The Ring of the Piper's Tune
Mick Barrett and a young man, Ned Morriarty, run for their lives after one of them shoots and kills a British officer on a street corner in Dublin on the eve of the the 1916 Easter-week revolt. Ned is captured, Mick escapes. At the wake, his daughter meets an American spying for the British, carrying out orders to find the man who eludes capture. From the introduction of the two, Kathleen Barrett and William Hamilton, follows a courtship that ends with imprisonment of her father. To avoid the shame of childbirth without marriage, Kathleen leaves Ireland for Boston, where mirror-image twins are born. Contrasting characteristics shown in early years lead them to far different lives. One becomes a priest, the other a lawyer. Both are drawn into New York’s business and union corruption. Hamilton, assumed by Kathleen to be among the casualties of a troop ship torpedoed in the Irish Sea, survives; he joins the British code- breaking group in the first world war, then works with J. Edgar Hoover’s FBI. On Hamilton’s No. 1-wanted list is Sean McIntee, who left Ireland to avoid the punishment he would be dealt for informing the British of Kathleen’s father’s part in the killing of the British soldier. In Chicago, McIntee’s cruelty, a prime requisite for success in the underworld of prohibition, is turned to bring down the world of the twins, their mother, and their father.
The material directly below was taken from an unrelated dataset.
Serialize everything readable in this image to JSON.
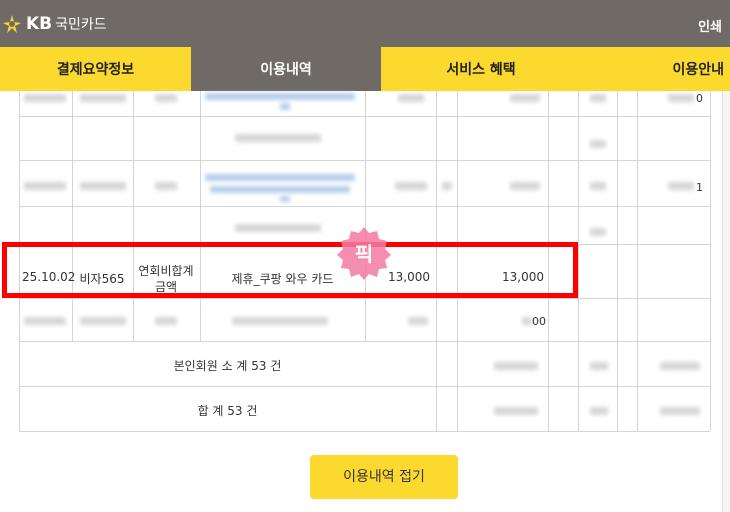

Austin Dwyer’s novel takes the reader to dinners in Boston and Dublin where men talk about politics and war and to restaurants and bars in American Cities where criminals conspire to move to the top by rubbing out the men in their way.